Data for the task:
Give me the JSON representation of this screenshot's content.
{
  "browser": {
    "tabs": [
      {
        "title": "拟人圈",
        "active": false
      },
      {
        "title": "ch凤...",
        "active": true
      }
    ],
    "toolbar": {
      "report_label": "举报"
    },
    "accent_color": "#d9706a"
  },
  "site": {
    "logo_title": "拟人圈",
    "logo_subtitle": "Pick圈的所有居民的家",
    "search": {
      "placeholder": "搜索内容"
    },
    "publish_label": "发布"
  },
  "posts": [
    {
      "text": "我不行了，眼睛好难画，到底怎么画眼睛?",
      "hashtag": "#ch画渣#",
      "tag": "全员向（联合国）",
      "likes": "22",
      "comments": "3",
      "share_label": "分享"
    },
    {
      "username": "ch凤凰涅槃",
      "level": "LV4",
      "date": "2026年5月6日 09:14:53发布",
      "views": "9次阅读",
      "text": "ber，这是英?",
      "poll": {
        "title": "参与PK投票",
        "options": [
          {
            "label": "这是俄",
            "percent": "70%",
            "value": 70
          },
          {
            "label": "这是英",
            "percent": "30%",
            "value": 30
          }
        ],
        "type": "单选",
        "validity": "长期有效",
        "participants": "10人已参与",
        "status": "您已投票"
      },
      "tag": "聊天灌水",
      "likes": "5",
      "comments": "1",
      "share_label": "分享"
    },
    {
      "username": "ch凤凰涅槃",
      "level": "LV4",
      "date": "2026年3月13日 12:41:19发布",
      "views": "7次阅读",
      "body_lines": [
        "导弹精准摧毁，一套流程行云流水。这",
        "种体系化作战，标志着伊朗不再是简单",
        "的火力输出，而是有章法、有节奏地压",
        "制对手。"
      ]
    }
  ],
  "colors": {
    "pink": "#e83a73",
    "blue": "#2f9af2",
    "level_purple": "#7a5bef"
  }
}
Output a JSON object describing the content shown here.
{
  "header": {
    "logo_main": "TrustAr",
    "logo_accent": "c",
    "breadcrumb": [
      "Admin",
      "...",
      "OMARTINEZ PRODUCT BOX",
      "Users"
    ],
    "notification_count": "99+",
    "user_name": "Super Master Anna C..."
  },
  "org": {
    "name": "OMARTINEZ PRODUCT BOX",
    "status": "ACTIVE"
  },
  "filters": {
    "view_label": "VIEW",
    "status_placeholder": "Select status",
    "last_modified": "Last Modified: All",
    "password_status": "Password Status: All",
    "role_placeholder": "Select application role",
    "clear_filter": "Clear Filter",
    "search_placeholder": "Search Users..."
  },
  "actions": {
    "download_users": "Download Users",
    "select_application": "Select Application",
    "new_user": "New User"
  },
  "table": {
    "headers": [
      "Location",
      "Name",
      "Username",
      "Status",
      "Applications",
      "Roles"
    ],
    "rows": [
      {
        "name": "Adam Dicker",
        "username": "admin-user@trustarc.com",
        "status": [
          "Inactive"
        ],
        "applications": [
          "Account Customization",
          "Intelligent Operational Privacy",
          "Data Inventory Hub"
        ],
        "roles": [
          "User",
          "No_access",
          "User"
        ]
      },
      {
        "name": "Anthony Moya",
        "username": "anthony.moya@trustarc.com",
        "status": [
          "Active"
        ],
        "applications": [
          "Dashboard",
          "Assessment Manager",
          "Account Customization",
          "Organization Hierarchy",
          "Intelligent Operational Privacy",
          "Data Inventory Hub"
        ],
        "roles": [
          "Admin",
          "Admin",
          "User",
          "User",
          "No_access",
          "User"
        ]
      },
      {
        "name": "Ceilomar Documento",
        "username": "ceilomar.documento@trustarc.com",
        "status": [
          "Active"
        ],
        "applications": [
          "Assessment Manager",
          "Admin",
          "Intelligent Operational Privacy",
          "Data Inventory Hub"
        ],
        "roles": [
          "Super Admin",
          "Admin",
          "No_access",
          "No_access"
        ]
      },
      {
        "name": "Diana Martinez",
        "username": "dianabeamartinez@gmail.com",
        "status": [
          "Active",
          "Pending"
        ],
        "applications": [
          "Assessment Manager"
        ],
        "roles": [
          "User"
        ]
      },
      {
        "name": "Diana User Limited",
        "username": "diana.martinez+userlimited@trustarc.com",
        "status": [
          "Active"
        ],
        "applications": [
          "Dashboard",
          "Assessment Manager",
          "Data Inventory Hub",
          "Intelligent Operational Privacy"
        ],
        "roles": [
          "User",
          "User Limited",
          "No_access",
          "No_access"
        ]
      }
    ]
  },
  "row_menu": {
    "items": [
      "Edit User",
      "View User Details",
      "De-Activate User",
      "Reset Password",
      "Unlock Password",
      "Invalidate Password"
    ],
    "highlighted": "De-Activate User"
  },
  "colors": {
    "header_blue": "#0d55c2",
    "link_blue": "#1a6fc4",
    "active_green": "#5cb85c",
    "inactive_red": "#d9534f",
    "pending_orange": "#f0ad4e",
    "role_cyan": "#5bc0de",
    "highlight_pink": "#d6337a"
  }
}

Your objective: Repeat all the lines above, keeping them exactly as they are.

Task answer:
Give me the JSON representation of this screenshot's content.
{
  "browser": {
    "tabs": [
      {
        "title": "拟人圈",
        "active": false
      },
      {
        "title": "ch凤...",
        "active": true
      }
    ],
    "toolbar": {
      "report_label": "举报"
    },
    "accent_color": "#d9706a"
  },
  "site": {
    "logo_title": "拟人圈",
    "logo_subtitle": "Pick圈的所有居民的家",
    "search": {
      "placeholder": "搜索内容"
    },
    "publish_label": "发布"
  },
  "posts": [
    {
      "text": "我不行了，眼睛好难画，到底怎么画眼睛?",
      "hashtag": "#ch画渣#",
      "tag": "全员向（联合国）",
      "likes": "22",
      "comments": "3",
      "share_label": "分享"
    },
    {
      "username": "ch凤凰涅槃",
      "level": "LV4",
      "date": "2026年5月6日 09:14:53发布",
      "views": "9次阅读",
      "text": "ber，这是英?",
      "poll": {
        "title": "参与PK投票",
        "options": [
          {
            "label": "这是俄",
            "percent": "70%",
            "value": 70
          },
          {
            "label": "这是英",
            "percent": "30%",
            "value": 30
          }
        ],
        "type": "单选",
        "validity": "长期有效",
        "participants": "10人已参与",
        "status": "您已投票"
      },
      "tag": "聊天灌水",
      "likes": "5",
      "comments": "1",
      "share_label": "分享"
    },
    {
      "username": "ch凤凰涅槃",
      "level": "LV4",
      "date": "2026年3月13日 12:41:19发布",
      "views": "7次阅读",
      "body_lines": [
        "导弹精准摧毁，一套流程行云流水。这",
        "种体系化作战，标志着伊朗不再是简单",
        "的火力输出，而是有章法、有节奏地压",
        "制对手。"
      ]
    }
  ],
  "colors": {
    "pink": "#e83a73",
    "blue": "#2f9af2",
    "level_purple": "#7a5bef"
  }
}
Output a JSON object describing the content shown here.
{
  "header": {
    "logo_main": "TrustAr",
    "logo_accent": "c",
    "breadcrumb": [
      "Admin",
      "...",
      "OMARTINEZ PRODUCT BOX",
      "Users"
    ],
    "notification_count": "99+",
    "user_name": "Super Master Anna C..."
  },
  "org": {
    "name": "OMARTINEZ PRODUCT BOX",
    "status": "ACTIVE"
  },
  "filters": {
    "view_label": "VIEW",
    "status_placeholder": "Select status",
    "last_modified": "Last Modified: All",
    "password_status": "Password Status: All",
    "role_placeholder": "Select application role",
    "clear_filter": "Clear Filter",
    "search_placeholder": "Search Users..."
  },
  "actions": {
    "download_users": "Download Users",
    "select_application": "Select Application",
    "new_user": "New User"
  },
  "table": {
    "headers": [
      "Location",
      "Name",
      "Username",
      "Status",
      "Applications",
      "Roles"
    ],
    "rows": [
      {
        "name": "Adam Dicker",
        "username": "admin-user@trustarc.com",
        "status": [
          "Inactive"
        ],
        "applications": [
          "Account Customization",
          "Intelligent Operational Privacy",
          "Data Inventory Hub"
        ],
        "roles": [
          "User",
          "No_access",
          "User"
        ]
      },
      {
        "name": "Anthony Moya",
        "username": "anthony.moya@trustarc.com",
        "status": [
          "Active"
        ],
        "applications": [
          "Dashboard",
          "Assessment Manager",
          "Account Customization",
          "Organization Hierarchy",
          "Intelligent Operational Privacy",
          "Data Inventory Hub"
        ],
        "roles": [
          "Admin",
          "Admin",
          "User",
          "User",
          "No_access",
          "User"
        ]
      },
      {
        "name": "Ceilomar Documento",
        "username": "ceilomar.documento@trustarc.com",
        "status": [
          "Active"
        ],
        "applications": [
          "Assessment Manager",
          "Admin",
          "Intelligent Operational Privacy",
          "Data Inventory Hub"
        ],
        "roles": [
          "Super Admin",
          "Admin",
          "No_access",
          "No_access"
        ]
      },
      {
        "name": "Diana Martinez",
        "username": "dianabeamartinez@gmail.com",
        "status": [
          "Active",
          "Pending"
        ],
        "applications": [
          "Assessment Manager"
        ],
        "roles": [
          "User"
        ]
      },
      {
        "name": "Diana User Limited",
        "username": "diana.martinez+userlimited@trustarc.com",
        "status": [
          "Active"
        ],
        "applications": [
          "Dashboard",
          "Assessment Manager",
          "Data Inventory Hub",
          "Intelligent Operational Privacy"
        ],
        "roles": [
          "User",
          "User Limited",
          "No_access",
          "No_access"
        ]
      }
    ]
  },
  "row_menu": {
    "items": [
      "Edit User",
      "View User Details",
      "De-Activate User",
      "Reset Password",
      "Unlock Password",
      "Invalidate Password"
    ],
    "highlighted": "De-Activate User"
  },
  "colors": {
    "header_blue": "#0d55c2",
    "link_blue": "#1a6fc4",
    "active_green": "#5cb85c",
    "inactive_red": "#d9534f",
    "pending_orange": "#f0ad4e",
    "role_cyan": "#5bc0de",
    "highlight_pink": "#d6337a"
  }
}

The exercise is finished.